● **ACTION ITEM**:
What lines in the listing include "this"? Return a copy of each.

● **INFORMATION PROVIDED**:
==========

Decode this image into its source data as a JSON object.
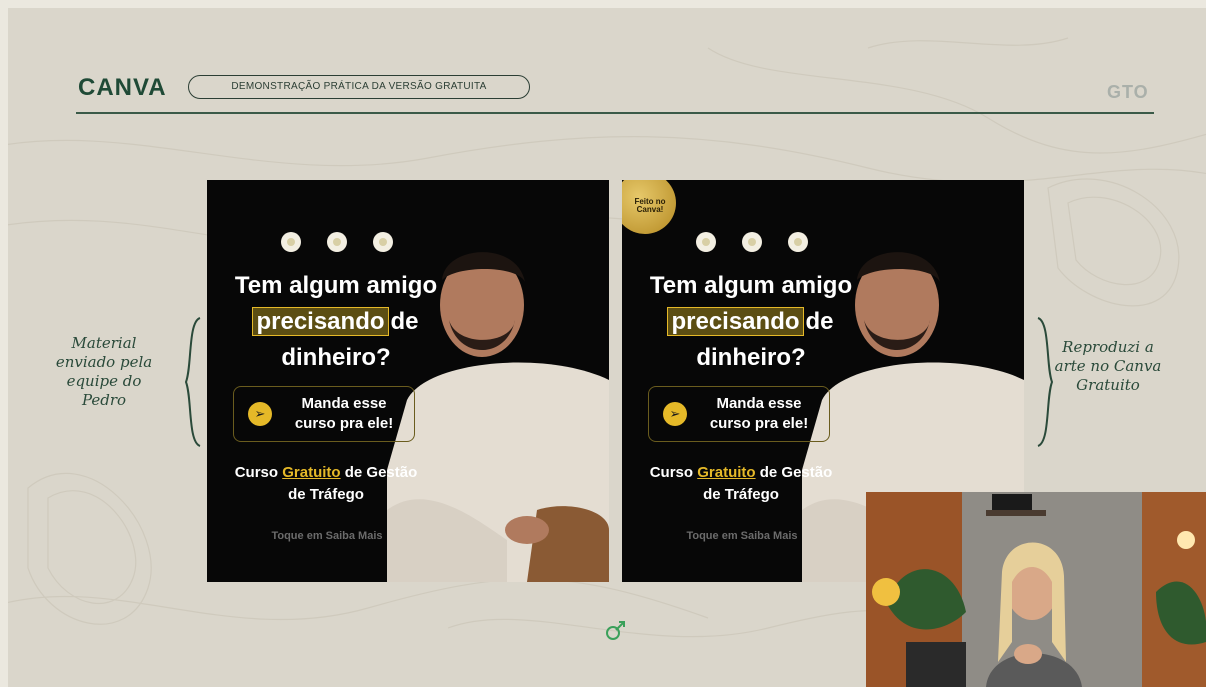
{
  "header": {
    "brand": "CANVA",
    "subtitle_pill": "DEMONSTRAÇÃO PRÁTICA DA VERSÃO GRATUITA",
    "corner_logo": "GTO"
  },
  "posts": [
    {
      "headline_line1": "Tem algum amigo",
      "headline_highlight": "precisando",
      "headline_after": "de",
      "headline_line3": "dinheiro?",
      "cta": "Manda esse curso pra ele!",
      "course_prefix": "Curso ",
      "course_accent": "Gratuito",
      "course_suffix": " de Gestão de Tráfego",
      "touch": "Toque em Saiba Mais"
    },
    {
      "badge": "Feito no Canva!",
      "headline_line1": "Tem algum amigo",
      "headline_highlight": "precisando",
      "headline_after": "de",
      "headline_line3": "dinheiro?",
      "cta": "Manda esse curso pra ele!",
      "course_prefix": "Curso ",
      "course_accent": "Gratuito",
      "course_suffix": " de Gestão de Tráfego",
      "touch": "Toque em Saiba Mais"
    }
  ],
  "notes": {
    "left": "Material enviado pela equipe do Pedro",
    "right": "Reproduzi a arte no Canva Gratuito"
  },
  "icons": {
    "cta_icon": "send-icon",
    "flower_icon": "flower-icon",
    "bottom_mark": "arrow-mark-icon"
  },
  "colors": {
    "accent_gold": "#e5b928",
    "brand_green": "#1f4a36",
    "slide_bg": "#dad6cb"
  }
}
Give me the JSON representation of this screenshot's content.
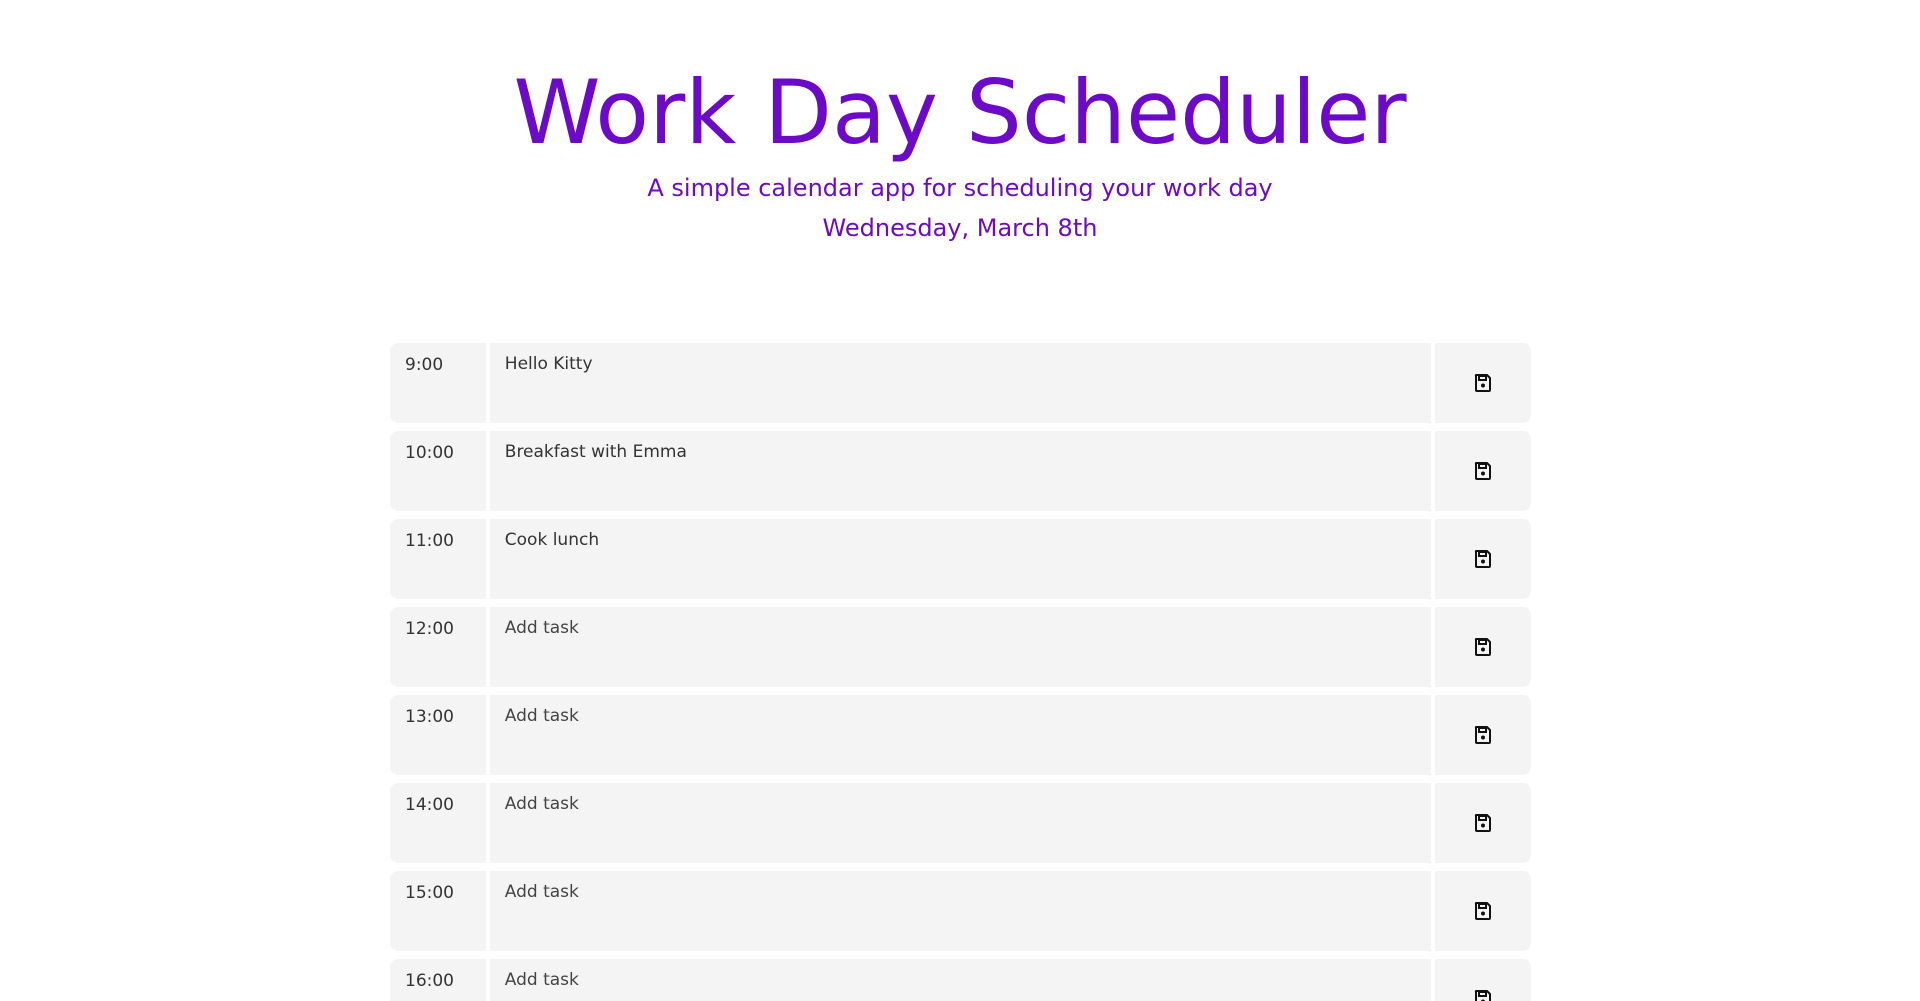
{
  "header": {
    "title": "Work Day Scheduler",
    "subtitle": "A simple calendar app for scheduling your work day",
    "current_date": "Wednesday, March 8th"
  },
  "colors": {
    "accent": "#6c0ac7",
    "row_background": "#f4f4f4"
  },
  "schedule": {
    "task_placeholder": "Add task",
    "save_icon": "floppy-disk-icon",
    "rows": [
      {
        "hour": "9:00",
        "task": "Hello Kitty"
      },
      {
        "hour": "10:00",
        "task": "Breakfast with Emma\n"
      },
      {
        "hour": "11:00",
        "task": "Cook lunch"
      },
      {
        "hour": "12:00",
        "task": ""
      },
      {
        "hour": "13:00",
        "task": ""
      },
      {
        "hour": "14:00",
        "task": ""
      },
      {
        "hour": "15:00",
        "task": ""
      },
      {
        "hour": "16:00",
        "task": ""
      }
    ]
  }
}
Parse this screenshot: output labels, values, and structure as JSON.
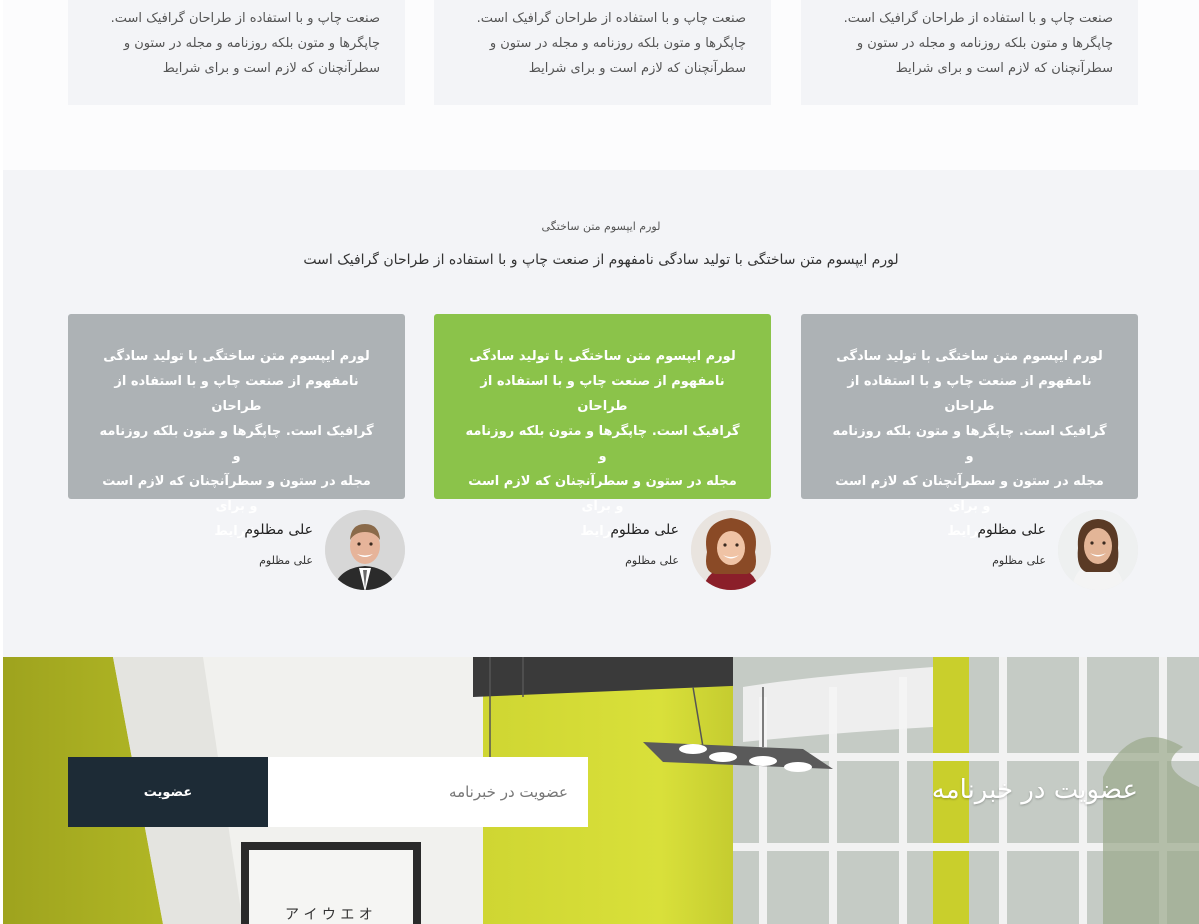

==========

● **SOLUTION**:
Decode this image into its source data as a JSON object.
Give me the JSON representation of this screenshot's content.
Parse this screenshot: output labels, values, and structure as JSON.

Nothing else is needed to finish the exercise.